▸ Assignment: Pick out all lines of the entries that include the word "true" and copy them.
[Input data Boundary: Start]
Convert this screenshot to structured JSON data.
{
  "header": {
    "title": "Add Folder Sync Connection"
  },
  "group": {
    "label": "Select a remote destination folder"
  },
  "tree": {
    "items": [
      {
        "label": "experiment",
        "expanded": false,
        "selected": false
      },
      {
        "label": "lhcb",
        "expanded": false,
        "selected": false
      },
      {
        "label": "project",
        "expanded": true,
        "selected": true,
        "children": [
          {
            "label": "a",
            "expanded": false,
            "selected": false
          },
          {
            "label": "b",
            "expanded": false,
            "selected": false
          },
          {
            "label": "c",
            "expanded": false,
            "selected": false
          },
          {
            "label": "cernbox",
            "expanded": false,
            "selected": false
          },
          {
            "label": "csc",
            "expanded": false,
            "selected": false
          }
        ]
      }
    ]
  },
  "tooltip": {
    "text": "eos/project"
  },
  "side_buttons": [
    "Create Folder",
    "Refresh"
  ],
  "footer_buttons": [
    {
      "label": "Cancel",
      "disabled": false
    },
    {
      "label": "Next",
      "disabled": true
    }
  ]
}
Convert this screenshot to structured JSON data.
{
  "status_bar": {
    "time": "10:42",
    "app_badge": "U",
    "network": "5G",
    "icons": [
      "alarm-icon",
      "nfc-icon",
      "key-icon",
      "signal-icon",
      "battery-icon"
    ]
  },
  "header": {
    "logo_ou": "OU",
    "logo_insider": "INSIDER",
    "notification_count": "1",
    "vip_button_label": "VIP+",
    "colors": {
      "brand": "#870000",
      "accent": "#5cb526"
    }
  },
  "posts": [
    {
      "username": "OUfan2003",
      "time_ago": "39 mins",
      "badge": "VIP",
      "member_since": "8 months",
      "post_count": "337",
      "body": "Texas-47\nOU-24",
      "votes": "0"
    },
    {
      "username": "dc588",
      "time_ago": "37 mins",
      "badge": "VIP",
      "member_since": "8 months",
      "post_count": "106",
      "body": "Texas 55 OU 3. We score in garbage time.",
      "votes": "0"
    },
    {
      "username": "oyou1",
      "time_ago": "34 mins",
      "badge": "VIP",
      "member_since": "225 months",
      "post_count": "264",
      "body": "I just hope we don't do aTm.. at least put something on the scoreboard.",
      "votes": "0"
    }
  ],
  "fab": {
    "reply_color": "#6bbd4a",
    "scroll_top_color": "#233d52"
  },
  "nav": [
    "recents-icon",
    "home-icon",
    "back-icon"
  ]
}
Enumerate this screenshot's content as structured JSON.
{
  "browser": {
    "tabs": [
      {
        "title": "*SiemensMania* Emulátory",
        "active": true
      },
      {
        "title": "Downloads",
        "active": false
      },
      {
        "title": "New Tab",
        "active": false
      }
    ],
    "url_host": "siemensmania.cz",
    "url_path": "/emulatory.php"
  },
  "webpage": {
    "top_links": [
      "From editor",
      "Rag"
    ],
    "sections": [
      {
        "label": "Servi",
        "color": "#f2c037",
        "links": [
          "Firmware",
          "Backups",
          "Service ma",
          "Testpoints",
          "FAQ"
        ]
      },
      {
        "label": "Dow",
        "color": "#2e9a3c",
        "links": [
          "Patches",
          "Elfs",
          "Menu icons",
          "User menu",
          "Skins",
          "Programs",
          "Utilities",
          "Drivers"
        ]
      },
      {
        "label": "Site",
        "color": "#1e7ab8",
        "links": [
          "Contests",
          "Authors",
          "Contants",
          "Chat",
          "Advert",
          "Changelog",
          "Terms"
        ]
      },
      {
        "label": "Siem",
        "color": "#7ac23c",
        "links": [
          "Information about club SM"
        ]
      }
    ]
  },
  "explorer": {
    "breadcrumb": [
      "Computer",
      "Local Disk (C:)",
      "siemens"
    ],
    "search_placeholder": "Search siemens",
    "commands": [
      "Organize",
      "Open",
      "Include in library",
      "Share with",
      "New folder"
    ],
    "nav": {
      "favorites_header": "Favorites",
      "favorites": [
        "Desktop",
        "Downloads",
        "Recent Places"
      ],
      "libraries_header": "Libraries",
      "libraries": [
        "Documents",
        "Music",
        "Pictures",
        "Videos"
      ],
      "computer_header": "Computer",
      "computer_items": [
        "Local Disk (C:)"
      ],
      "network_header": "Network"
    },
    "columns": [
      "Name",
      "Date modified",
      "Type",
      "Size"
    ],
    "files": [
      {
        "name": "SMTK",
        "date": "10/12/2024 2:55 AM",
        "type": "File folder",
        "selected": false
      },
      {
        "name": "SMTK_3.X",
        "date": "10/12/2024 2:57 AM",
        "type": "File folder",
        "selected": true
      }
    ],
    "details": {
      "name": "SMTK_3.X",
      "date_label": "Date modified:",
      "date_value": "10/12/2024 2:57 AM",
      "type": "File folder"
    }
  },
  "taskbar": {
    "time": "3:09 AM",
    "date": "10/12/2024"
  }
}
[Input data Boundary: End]
▸ Result for this exercise:
        "expanded": true,
        "selected": true,
      "disabled": true
        "active": true
        "selected": true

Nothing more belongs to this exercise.